      I live in CH because it’s what I can afford without having a crazy commute. The minute I have enough cash, I’m out to someplace better.

  • I almost find it hard to imagine a time when Mount Pleasant was that bad. Looking at it today, it seems the paragon of a diverse and redeveloped urban neighborhood, especially compared to the neighborhoods bordering it.

    Then again, being raised a New Yorker, I have only the haziest memories of when Times Square and 42nd Street were two of the most dangerous places in NYC. Nothing but dope dealers and hookers for most of the 70s and 80s.

    • I have to wonder if they were the targets of anti-gentrifiers. What are the odds that your car happens to get stolen four times? Sounds to me like someone wanted them out.

    • saf

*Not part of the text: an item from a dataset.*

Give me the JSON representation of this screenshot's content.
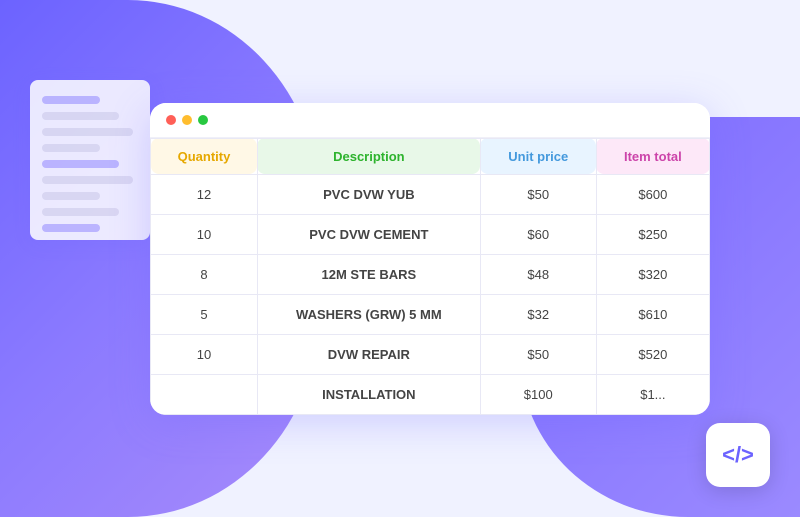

      I lived in Mt P in those days. It was not all that different then than now.

  • Mt. P in the 90’s was the end of a golden era. If you were there you know that, if not snark away.

    • I have heard something like this, but find it hard to see it as consistent with what has been said about the riots and crime. In what way was it a golden era? People were just more friendly to each other (aside from the ones committing crimes)?

  • People who grew up differently appreciate different things. If you grew up in a cookie cutter, white picket fence neighborhood you might crave a little more diversity and character even if it means some trade-offs like crime.

    Most neighborhoods will see the cycle of poverty to gentrification to higher income and all the colors in between. While some neighborhoods are immune to this, change is generally inherent and you have to find whatever niche you like within the city.

    If you grow up in a rough neighborhood its no surprise you probably crave a safer place to live, but if you grew up in the burbs a lot of times you want noise and crammed spaces despite the jerk yelling at you from across the street.

  • Interesting reading Alex’s story – I knew her mother (and their little white dog Lucy).

    The aftermath of the 1991 riots in Mt Pleasant lead to some positive changes including hiring more bilingual police officers and the organizing of the annual Celebrate Mt Pleasant Festival. I think there was a greater community spirit and neighborhood pride back then – something that seems to have diminished in recent years.

  • georgetown was once considered a slum. not very long ago either. it’s remarkable how much things that seem eternal somehow manage to evolve.

  • I find it very interesting to hear about what neighborhoods in Washington were like back in the day…I think it’s hard for people new to DC to grasp the scale of change that’s gone on.

    We have family friends who were living in Mt. Pleasant in the 1990s with their young daughter and left after the Shotgun Stalker [see http://en.wikipedia.org/wiki/James_Swann and http://www.dcjack.org/shotgun%20stalker.html%5D shot and killed one of their neighbors while she was walking her dogs. They ended up moving to Arlington VA because it was so affordable (seriously…it once was)and safe and and bought a house in shabby but up-and-coming Clarendon.

  • If you didn’t live here in the 80s and 90s you have no idea what it was like. Moving to a neighborhood without crime? There weren’t many. Georgetown was a seriously shady place up until the mid-90s.

    I grew up in Takoma, DC off of Georgia Ave. Our house was broken into half a dozen times, our car was stolen six times (we got it back every time) and, while I wasn’t mugged in my neighborhood, I was witness to enough ridiculous crime and violence. (I was actually mugged at gunpoint in the late-90s behind Sidwell Friends, which goes to show that this shit can be insanely random.)

    DC back in the day was fucked up. I’m happy to be able to live and go to neighborhoods that we could only drive through before. I’m especially happy to see actual stores dotting Georgia Ave, as opposed to the burnt out husks of buildings burned down in the ’68 riots.

  • Man I was born in ’89, and lived in Deanwood from then until just recently. MY earliest memory is 1993, and from I’ve seen and experienced D.C. in the 90’s was worse than New Jack city.

Comments are closed.